Goldberg: Go back to 2003. Were we inadvertently a triggering mechanism for everything that came next?

Petraeus: I’m not so sure that we were, actually. If you think about it, these didn’t happen until a decade later. I can’t for the life of me think of the link between Iraq and why a fruit vendor self-immolates in Tunisia and cracks this seemingly solid crust that turns out to be so fragile that societal unrest touches off.

And you see this in Egypt as well.

[Former Egyptian President Hosni] Mubarak would meet with me when I was at Central Command. He would lean and put his hand on my knee, as if a father figure, and say, “General, don’t ever forget the Arab Street. Listen to the Arab Street.” I’d like to go to him now and say, “Mr. President, what about that Arab Street, what’s that all about?”

Is America in Decline?

Goldberg: There’s a feeling that this presidency is as much about underreaction as the last one was about overreaction. There’s a lot of talk about the dispensability of the United States. We can’t do everything. China is rising. We have to manage that. Are we in a period of decline? Is that sort of decline the worst thing in the world for the United States?

Petraeus: America is not in decline.

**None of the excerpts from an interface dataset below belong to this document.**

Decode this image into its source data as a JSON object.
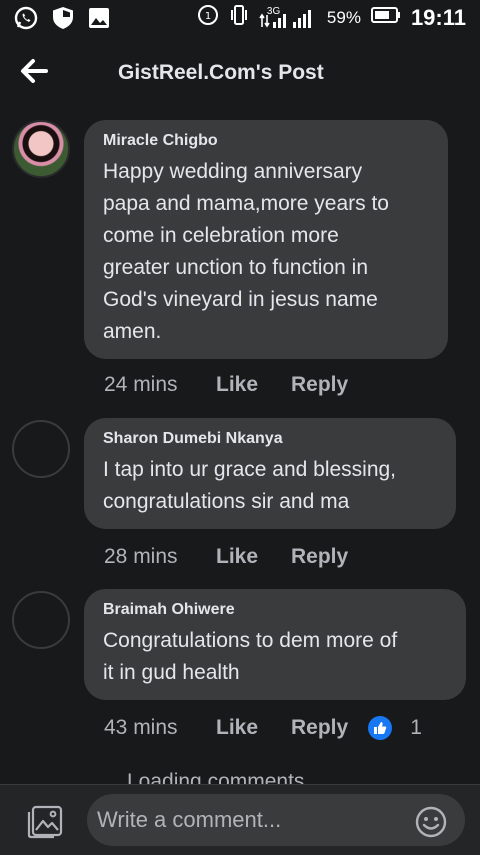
{
  "status_bar": {
    "battery_percent": "59%",
    "time": "19:11",
    "network": "3G",
    "notification_icons": [
      "whatsapp-icon",
      "shield-icon",
      "image-icon"
    ]
  },
  "header": {
    "title": "GistReel.Com's Post"
  },
  "comments": [
    {
      "author": "Miracle Chigbo",
      "text": "Happy wedding anniversary\npapa and mama,more years to\ncome in celebration more\ngreater unction to function in\nGod's vineyard in jesus name\namen.",
      "time": "24 mins",
      "like_label": "Like",
      "reply_label": "Reply"
    },
    {
      "author": "Sharon Dumebi Nkanya",
      "text": "I tap into ur grace and blessing,\ncongratulations sir and ma",
      "time": "28 mins",
      "like_label": "Like",
      "reply_label": "Reply"
    },
    {
      "author": "Braimah Ohiwere",
      "text": "Congratulations to dem more of\nit in gud health",
      "time": "43 mins",
      "like_label": "Like",
      "reply_label": "Reply",
      "reaction_count": "1"
    }
  ],
  "loading_text": "Loading comments...",
  "composer": {
    "placeholder": "Write a comment..."
  },
  "colors": {
    "background": "#18191a",
    "bubble": "#3a3b3c",
    "accent": "#1877f2"
  }
}
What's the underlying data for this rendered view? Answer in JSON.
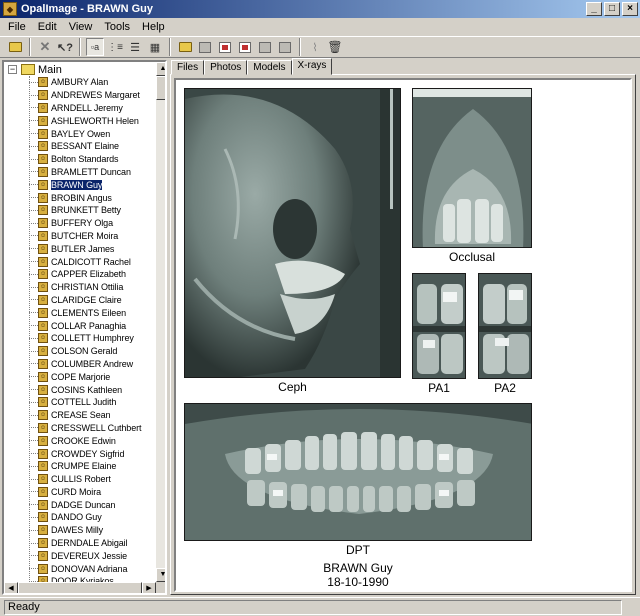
{
  "window": {
    "title": "OpalImage - BRAWN Guy"
  },
  "menu": [
    "File",
    "Edit",
    "View",
    "Tools",
    "Help"
  ],
  "tree": {
    "root_label": "Main",
    "selected": "BRAWN Guy",
    "patients": [
      "AMBURY Alan",
      "ANDREWES Margaret",
      "ARNDELL Jeremy",
      "ASHLEWORTH Helen",
      "BAYLEY Owen",
      "BESSANT Elaine",
      "Bolton Standards",
      "BRAMLETT Duncan",
      "BRAWN Guy",
      "BROBIN Angus",
      "BRUNKETT Betty",
      "BUFFERY Olga",
      "BUTCHER Moira",
      "BUTLER James",
      "CALDICOTT Rachel",
      "CAPPER Elizabeth",
      "CHRISTIAN Ottilia",
      "CLARIDGE Claire",
      "CLEMENTS Eileen",
      "COLLAR Panaghia",
      "COLLETT Humphrey",
      "COLSON Gerald",
      "COLUMBER Andrew",
      "COPE Marjorie",
      "COSINS Kathleen",
      "COTTELL Judith",
      "CREASE Sean",
      "CRESSWELL Cuthbert",
      "CROOKE Edwin",
      "CROWDEY Sigfrid",
      "CRUMPE Elaine",
      "CULLIS Robert",
      "CURD Moira",
      "DADGE Duncan",
      "DANDO Guy",
      "DAWES Milly",
      "DERNDALE Abigail",
      "DEVEREUX Jessie",
      "DONOVAN Adriana",
      "DOOR Kyriakos"
    ]
  },
  "tabs": [
    "Files",
    "Photos",
    "Models",
    "X-rays"
  ],
  "active_tab": "X-rays",
  "xrays": {
    "ceph": "Ceph",
    "occlusal": "Occlusal",
    "pa1": "PA1",
    "pa2": "PA2",
    "dpt": "DPT"
  },
  "patient": {
    "name": "BRAWN Guy",
    "dob": "18-10-1990"
  },
  "status": "Ready"
}
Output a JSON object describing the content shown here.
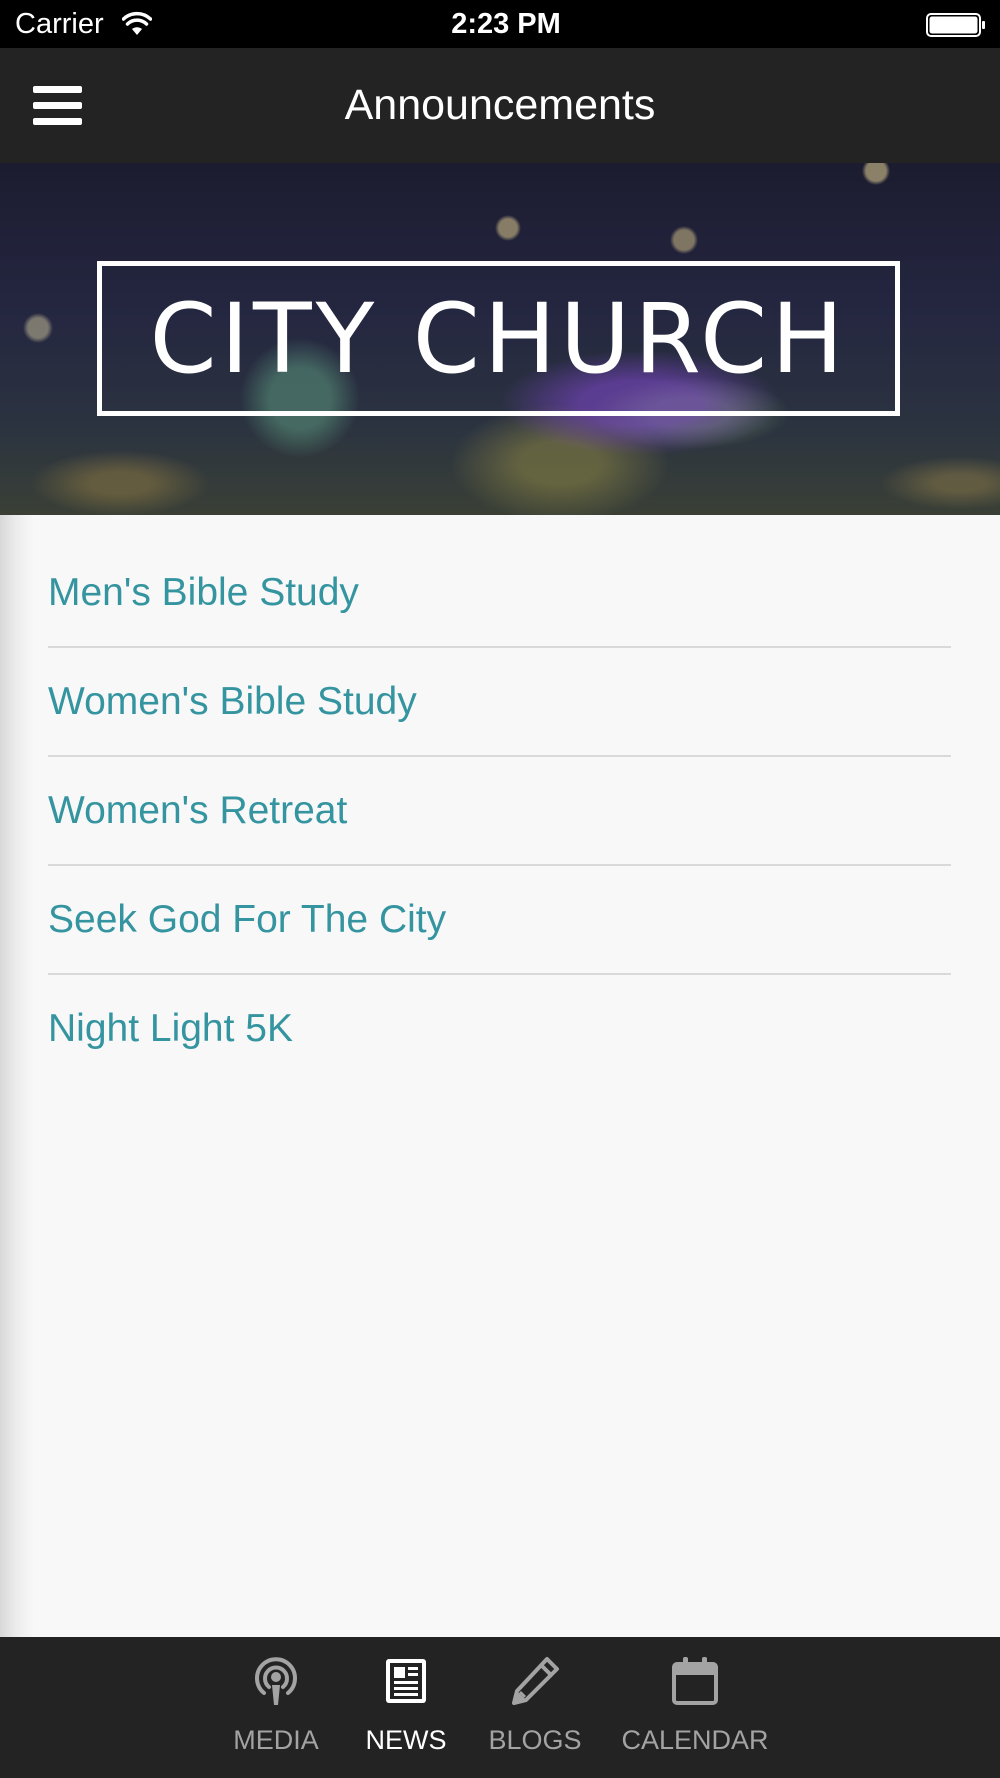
{
  "status_bar": {
    "carrier": "Carrier",
    "time": "2:23 PM",
    "wifi_icon": "wifi-icon",
    "battery_icon": "battery-icon"
  },
  "nav_bar": {
    "title": "Announcements",
    "menu_icon": "hamburger-menu-icon"
  },
  "hero": {
    "logo_text": "CITY CHURCH"
  },
  "announcements": {
    "items": [
      {
        "label": "Men's Bible Study"
      },
      {
        "label": "Women's Bible Study"
      },
      {
        "label": "Women's Retreat"
      },
      {
        "label": "Seek God For The City"
      },
      {
        "label": "Night Light 5K"
      }
    ]
  },
  "tab_bar": {
    "active_tab": "NEWS",
    "tabs": [
      {
        "label": "MEDIA",
        "icon": "podcast-icon"
      },
      {
        "label": "NEWS",
        "icon": "newspaper-icon"
      },
      {
        "label": "BLOGS",
        "icon": "pencil-icon"
      },
      {
        "label": "CALENDAR",
        "icon": "calendar-icon"
      }
    ]
  },
  "colors": {
    "status_bar_bg": "#000000",
    "nav_bar_bg": "#232323",
    "tab_bar_bg": "#232323",
    "list_text": "#3494a0",
    "content_bg": "#f8f8f8",
    "tab_inactive": "#a3a3a3",
    "tab_active": "#ffffff"
  }
}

When you experience firsthand these very visceral wars that we’ve been through, costly, frustrating, long in duration, setbacks, it’s understandable, I think, that the pendulum swings in the other direction. ... I think ISIS brought it back. I think the beheading of an American is a big deal, the public reacted to that and so did their leadership, and we now recognize the threat that is posed.

I was in London recently and I was asked, after the American century, what? I think they expected me to say the Chinese Century, the Asian Century, or whatever. And I said, after the American Century, the North American decades. Now that’s not a single decade, and it’s not a century. But we have this extraordinary opportunity, because of the energy revolution, which has really upended global energy markets: we’re now the number one natural-gas producer, we’re the number one liquid-oil producer. ... I know there is an insurmountable comparative advantage in that.